Restate the full set of records exactly, without adding or dropping a word.

....

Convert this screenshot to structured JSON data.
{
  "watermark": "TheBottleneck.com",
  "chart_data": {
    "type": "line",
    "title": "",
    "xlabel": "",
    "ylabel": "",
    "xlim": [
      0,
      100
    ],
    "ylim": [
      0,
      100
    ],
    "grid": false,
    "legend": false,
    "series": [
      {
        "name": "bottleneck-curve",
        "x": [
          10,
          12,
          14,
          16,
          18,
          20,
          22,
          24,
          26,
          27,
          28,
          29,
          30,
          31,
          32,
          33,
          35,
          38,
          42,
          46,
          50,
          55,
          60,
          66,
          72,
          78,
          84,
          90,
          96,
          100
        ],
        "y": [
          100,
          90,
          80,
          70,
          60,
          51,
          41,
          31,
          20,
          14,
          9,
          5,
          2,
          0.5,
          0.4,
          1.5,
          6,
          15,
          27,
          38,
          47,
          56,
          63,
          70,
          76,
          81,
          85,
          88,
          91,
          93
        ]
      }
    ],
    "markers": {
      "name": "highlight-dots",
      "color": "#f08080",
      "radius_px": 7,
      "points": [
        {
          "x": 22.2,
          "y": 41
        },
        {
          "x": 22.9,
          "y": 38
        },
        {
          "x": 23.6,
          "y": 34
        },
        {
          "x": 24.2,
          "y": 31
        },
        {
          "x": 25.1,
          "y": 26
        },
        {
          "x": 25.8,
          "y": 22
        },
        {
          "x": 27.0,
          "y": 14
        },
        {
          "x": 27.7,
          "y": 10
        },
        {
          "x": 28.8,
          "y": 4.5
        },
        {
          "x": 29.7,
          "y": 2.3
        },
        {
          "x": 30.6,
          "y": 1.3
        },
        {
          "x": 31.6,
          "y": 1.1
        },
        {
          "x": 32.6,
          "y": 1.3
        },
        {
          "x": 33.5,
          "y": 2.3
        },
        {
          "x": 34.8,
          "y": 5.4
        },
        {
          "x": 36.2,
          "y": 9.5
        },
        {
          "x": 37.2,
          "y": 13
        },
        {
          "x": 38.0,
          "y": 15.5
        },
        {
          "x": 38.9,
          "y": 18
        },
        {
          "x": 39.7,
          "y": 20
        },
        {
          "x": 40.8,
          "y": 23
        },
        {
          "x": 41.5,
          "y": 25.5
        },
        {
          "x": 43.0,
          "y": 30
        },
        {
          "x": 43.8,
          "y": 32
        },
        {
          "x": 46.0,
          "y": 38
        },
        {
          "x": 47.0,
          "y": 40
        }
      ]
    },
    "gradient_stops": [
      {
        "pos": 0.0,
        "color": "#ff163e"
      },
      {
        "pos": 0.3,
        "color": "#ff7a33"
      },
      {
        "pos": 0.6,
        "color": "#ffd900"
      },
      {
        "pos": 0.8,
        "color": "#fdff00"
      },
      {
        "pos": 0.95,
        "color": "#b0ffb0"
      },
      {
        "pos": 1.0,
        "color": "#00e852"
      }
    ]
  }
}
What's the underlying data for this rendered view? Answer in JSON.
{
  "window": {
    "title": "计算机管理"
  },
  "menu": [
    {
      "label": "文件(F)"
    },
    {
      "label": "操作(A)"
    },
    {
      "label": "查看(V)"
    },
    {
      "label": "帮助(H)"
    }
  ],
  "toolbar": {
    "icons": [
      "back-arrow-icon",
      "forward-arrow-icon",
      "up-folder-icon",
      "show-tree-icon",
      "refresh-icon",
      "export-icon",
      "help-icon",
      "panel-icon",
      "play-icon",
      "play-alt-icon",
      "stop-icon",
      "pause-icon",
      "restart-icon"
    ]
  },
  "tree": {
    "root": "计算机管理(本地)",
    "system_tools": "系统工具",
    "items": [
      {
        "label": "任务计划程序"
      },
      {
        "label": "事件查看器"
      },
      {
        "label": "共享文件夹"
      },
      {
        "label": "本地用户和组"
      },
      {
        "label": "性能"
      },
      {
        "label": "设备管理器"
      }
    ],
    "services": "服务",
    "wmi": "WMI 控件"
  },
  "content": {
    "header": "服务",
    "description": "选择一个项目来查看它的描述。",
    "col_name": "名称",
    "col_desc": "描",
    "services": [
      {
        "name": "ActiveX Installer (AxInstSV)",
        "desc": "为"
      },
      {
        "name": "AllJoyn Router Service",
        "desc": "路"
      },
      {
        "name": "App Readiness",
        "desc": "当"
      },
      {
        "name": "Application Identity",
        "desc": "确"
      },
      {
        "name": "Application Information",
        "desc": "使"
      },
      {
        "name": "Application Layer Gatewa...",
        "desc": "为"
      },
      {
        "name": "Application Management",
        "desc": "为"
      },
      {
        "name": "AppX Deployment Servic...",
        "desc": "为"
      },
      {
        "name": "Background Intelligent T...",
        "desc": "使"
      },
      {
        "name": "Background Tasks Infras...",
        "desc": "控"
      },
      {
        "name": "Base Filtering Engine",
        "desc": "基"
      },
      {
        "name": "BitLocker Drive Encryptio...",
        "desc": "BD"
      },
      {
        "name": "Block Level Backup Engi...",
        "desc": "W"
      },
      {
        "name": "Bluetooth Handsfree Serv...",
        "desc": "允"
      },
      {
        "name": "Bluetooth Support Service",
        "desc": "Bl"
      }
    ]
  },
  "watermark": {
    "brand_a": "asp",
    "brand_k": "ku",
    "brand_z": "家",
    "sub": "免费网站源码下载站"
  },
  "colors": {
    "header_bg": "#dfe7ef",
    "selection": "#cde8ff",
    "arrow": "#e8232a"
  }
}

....

### Answer to the problem
Convert this screenshot to structured JSON data.
{
  "watermark": "TheBottleneck.com",
  "chart_data": {
    "type": "line",
    "title": "",
    "xlabel": "",
    "ylabel": "",
    "xlim": [
      0,
      100
    ],
    "ylim": [
      0,
      100
    ],
    "grid": false,
    "legend": false,
    "series": [
      {
        "name": "bottleneck-curve",
        "x": [
          10,
          12,
          14,
          16,
          18,
          20,
          22,
          24,
          26,
          27,
          28,
          29,
          30,
          31,
          32,
          33,
          35,
          38,
          42,
          46,
          50,
          55,
          60,
          66,
          72,
          78,
          84,
          90,
          96,
          100
        ],
        "y": [
          100,
          90,
          80,
          70,
          60,
          51,
          41,
          31,
          20,
          14,
          9,
          5,
          2,
          0.5,
          0.4,
          1.5,
          6,
          15,
          27,
          38,
          47,
          56,
          63,
          70,
          76,
          81,
          85,
          88,
          91,
          93
        ]
      }
    ],
    "markers": {
      "name": "highlight-dots",
      "color": "#f08080",
      "radius_px": 7,
      "points": [
        {
          "x": 22.2,
          "y": 41
        },
        {
          "x": 22.9,
          "y": 38
        },
        {
          "x": 23.6,
          "y": 34
        },
        {
          "x": 24.2,
          "y": 31
        },
        {
          "x": 25.1,
          "y": 26
        },
        {
          "x": 25.8,
          "y": 22
        },
        {
          "x": 27.0,
          "y": 14
        },
        {
          "x": 27.7,
          "y": 10
        },
        {
          "x": 28.8,
          "y": 4.5
        },
        {
          "x": 29.7,
          "y": 2.3
        },
        {
          "x": 30.6,
          "y": 1.3
        },
        {
          "x": 31.6,
          "y": 1.1
        },
        {
          "x": 32.6,
          "y": 1.3
        },
        {
          "x": 33.5,
          "y": 2.3
        },
        {
          "x": 34.8,
          "y": 5.4
        },
        {
          "x": 36.2,
          "y": 9.5
        },
        {
          "x": 37.2,
          "y": 13
        },
        {
          "x": 38.0,
          "y": 15.5
        },
        {
          "x": 38.9,
          "y": 18
        },
        {
          "x": 39.7,
          "y": 20
        },
        {
          "x": 40.8,
          "y": 23
        },
        {
          "x": 41.5,
          "y": 25.5
        },
        {
          "x": 43.0,
          "y": 30
        },
        {
          "x": 43.8,
          "y": 32
        },
        {
          "x": 46.0,
          "y": 38
        },
        {
          "x": 47.0,
          "y": 40
        }
      ]
    },
    "gradient_stops": [
      {
        "pos": 0.0,
        "color": "#ff163e"
      },
      {
        "pos": 0.3,
        "color": "#ff7a33"
      },
      {
        "pos": 0.6,
        "color": "#ffd900"
      },
      {
        "pos": 0.8,
        "color": "#fdff00"
      },
      {
        "pos": 0.95,
        "color": "#b0ffb0"
      },
      {
        "pos": 1.0,
        "color": "#00e852"
      }
    ]
  }
}
What's the underlying data for this rendered view? Answer in JSON.
{
  "window": {
    "title": "计算机管理"
  },
  "menu": [
    {
      "label": "文件(F)"
    },
    {
      "label": "操作(A)"
    },
    {
      "label": "查看(V)"
    },
    {
      "label": "帮助(H)"
    }
  ],
  "toolbar": {
    "icons": [
      "back-arrow-icon",
      "forward-arrow-icon",
      "up-folder-icon",
      "show-tree-icon",
      "refresh-icon",
      "export-icon",
      "help-icon",
      "panel-icon",
      "play-icon",
      "play-alt-icon",
      "stop-icon",
      "pause-icon",
      "restart-icon"
    ]
  },
  "tree": {
    "root": "计算机管理(本地)",
    "system_tools": "系统工具",
    "items": [
      {
        "label": "任务计划程序"
      },
      {
        "label": "事件查看器"
      },
      {
        "label": "共享文件夹"
      },
      {
        "label": "本地用户和组"
      },
      {
        "label": "性能"
      },
      {
        "label": "设备管理器"
      }
    ],
    "services": "服务",
    "wmi": "WMI 控件"
  },
  "content": {
    "header": "服务",
    "description": "选择一个项目来查看它的描述。",
    "col_name": "名称",
    "col_desc": "描",
    "services": [
      {
        "name": "ActiveX Installer (AxInstSV)",
        "desc": "为"
      },
      {
        "name": "AllJoyn Router Service",
        "desc": "路"
      },
      {
        "name": "App Readiness",
        "desc": "当"
      },
      {
        "name": "Application Identity",
        "desc": "确"
      },
      {
        "name": "Application Information",
        "desc": "使"
      },
      {
        "name": "Application Layer Gatewa...",
        "desc": "为"
      },
      {
        "name": "Application Management",
        "desc": "为"
      },
      {
        "name": "AppX Deployment Servic...",
        "desc": "为"
      },
      {
        "name": "Background Intelligent T...",
        "desc": "使"
      },
      {
        "name": "Background Tasks Infras...",
        "desc": "控"
      },
      {
        "name": "Base Filtering Engine",
        "desc": "基"
      },
      {
        "name": "BitLocker Drive Encryptio...",
        "desc": "BD"
      },
      {
        "name": "Block Level Backup Engi...",
        "desc": "W"
      },
      {
        "name": "Bluetooth Handsfree Serv...",
        "desc": "允"
      },
      {
        "name": "Bluetooth Support Service",
        "desc": "Bl"
      }
    ]
  },
  "watermark": {
    "brand_a": "asp",
    "brand_k": "ku",
    "brand_z": "家",
    "sub": "免费网站源码下载站"
  },
  "colors": {
    "header_bg": "#dfe7ef",
    "selection": "#cde8ff",
    "arrow": "#e8232a"
  }
}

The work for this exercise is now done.